--- Dataset ---
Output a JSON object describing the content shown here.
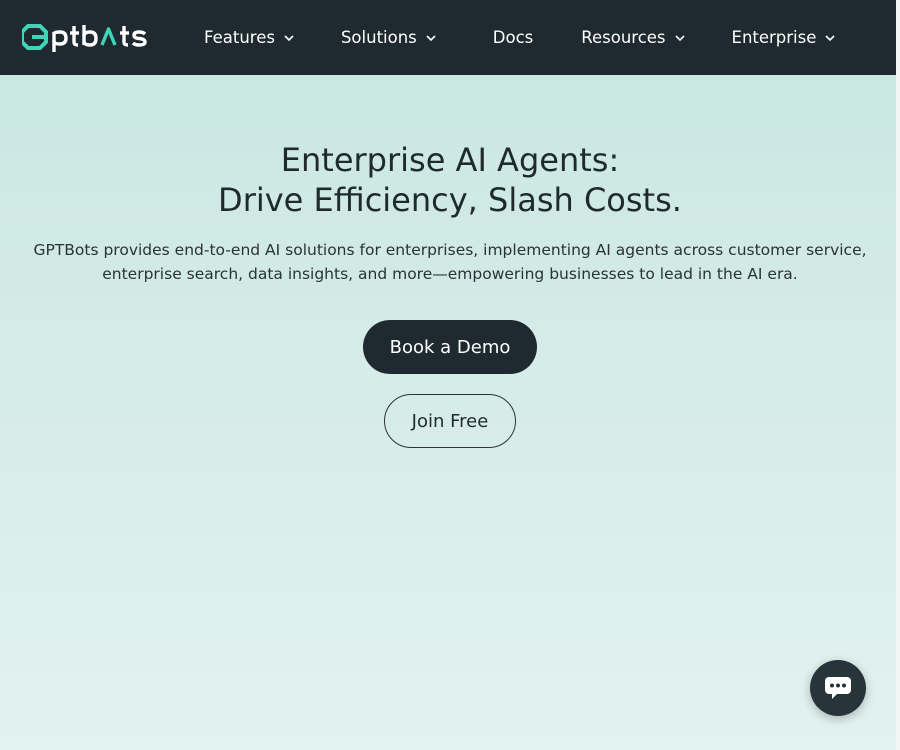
{
  "brand": {
    "name": "GPTBots"
  },
  "nav": {
    "items": [
      {
        "label": "Features",
        "has_dropdown": true
      },
      {
        "label": "Solutions",
        "has_dropdown": true
      },
      {
        "label": "Docs",
        "has_dropdown": false
      },
      {
        "label": "Resources",
        "has_dropdown": true
      },
      {
        "label": "Enterprise",
        "has_dropdown": true
      }
    ]
  },
  "hero": {
    "title_line1": "Enterprise AI Agents:",
    "title_line2": "Drive Efficiency, Slash Costs.",
    "subtitle_line1": "GPTBots provides end-to-end AI solutions for enterprises, implementing AI agents across customer service,",
    "subtitle_line2": "enterprise search, data insights, and more—empowering businesses to lead in the AI era.",
    "primary_cta": "Book a Demo",
    "secondary_cta": "Join Free"
  },
  "chat_widget": {
    "icon": "chat-bubble-icon"
  },
  "colors": {
    "navbar_bg": "#1f2a30",
    "logo_accent": "#3fd3b8",
    "hero_bg_top": "#c8e6e1",
    "hero_bg_bottom": "#e2f2ef",
    "text_dark": "#1f2a2e"
  }
}
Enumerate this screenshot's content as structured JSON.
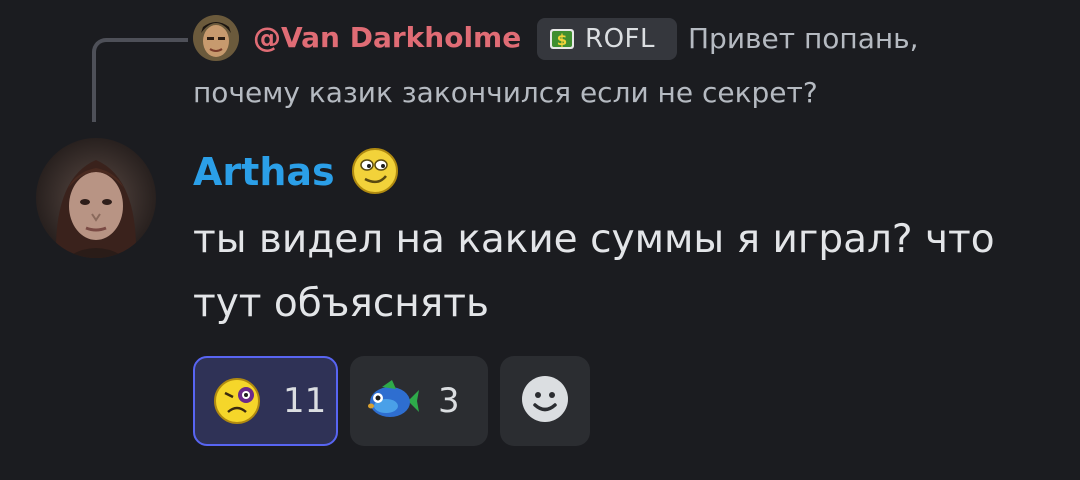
{
  "reply": {
    "author": "@Van Darkholme",
    "tag_label": "ROFL",
    "text_line_1": "Привет попань,",
    "text_line_2": "почему казик закончился если не секрет?",
    "author_color": "#e06c75"
  },
  "message": {
    "author": "Arthas",
    "author_color": "#2b9fe8",
    "author_badge_icon": "smug-face-emoji",
    "text_line_1": "ты видел на какие суммы я играл? что",
    "text_line_2": "тут объяснять"
  },
  "reactions": [
    {
      "emoji_name": "bruised-face-emoji",
      "count": "11",
      "active": true
    },
    {
      "emoji_name": "blue-fish-emoji",
      "count": "3",
      "active": false
    }
  ],
  "add_reaction_icon": "add-reaction-smile-icon",
  "colors": {
    "background": "#1b1c20",
    "accent": "#5865f2",
    "reaction_bg": "#2b2d31"
  }
}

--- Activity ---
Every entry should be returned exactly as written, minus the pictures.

--- Output of the exercise ---
Output a JSON object describing the content shown here.
{
  "brand": {
    "name": "GPTBots"
  },
  "nav": {
    "items": [
      {
        "label": "Features",
        "has_dropdown": true
      },
      {
        "label": "Solutions",
        "has_dropdown": true
      },
      {
        "label": "Docs",
        "has_dropdown": false
      },
      {
        "label": "Resources",
        "has_dropdown": true
      },
      {
        "label": "Enterprise",
        "has_dropdown": true
      }
    ]
  },
  "hero": {
    "title_line1": "Enterprise AI Agents:",
    "title_line2": "Drive Efficiency, Slash Costs.",
    "subtitle_line1": "GPTBots provides end-to-end AI solutions for enterprises, implementing AI agents across customer service,",
    "subtitle_line2": "enterprise search, data insights, and more—empowering businesses to lead in the AI era.",
    "primary_cta": "Book a Demo",
    "secondary_cta": "Join Free"
  },
  "chat_widget": {
    "icon": "chat-bubble-icon"
  },
  "colors": {
    "navbar_bg": "#1f2a30",
    "logo_accent": "#3fd3b8",
    "hero_bg_top": "#c8e6e1",
    "hero_bg_bottom": "#e2f2ef",
    "text_dark": "#1f2a2e"
  }
}
Enumerate this screenshot's content as structured JSON.
{
  "reply": {
    "author": "@Van Darkholme",
    "tag_label": "ROFL",
    "text_line_1": "Привет попань,",
    "text_line_2": "почему казик закончился если не секрет?",
    "author_color": "#e06c75"
  },
  "message": {
    "author": "Arthas",
    "author_color": "#2b9fe8",
    "author_badge_icon": "smug-face-emoji",
    "text_line_1": "ты видел на какие суммы я играл? что",
    "text_line_2": "тут объяснять"
  },
  "reactions": [
    {
      "emoji_name": "bruised-face-emoji",
      "count": "11",
      "active": true
    },
    {
      "emoji_name": "blue-fish-emoji",
      "count": "3",
      "active": false
    }
  ],
  "add_reaction_icon": "add-reaction-smile-icon",
  "colors": {
    "background": "#1b1c20",
    "accent": "#5865f2",
    "reaction_bg": "#2b2d31"
  }
}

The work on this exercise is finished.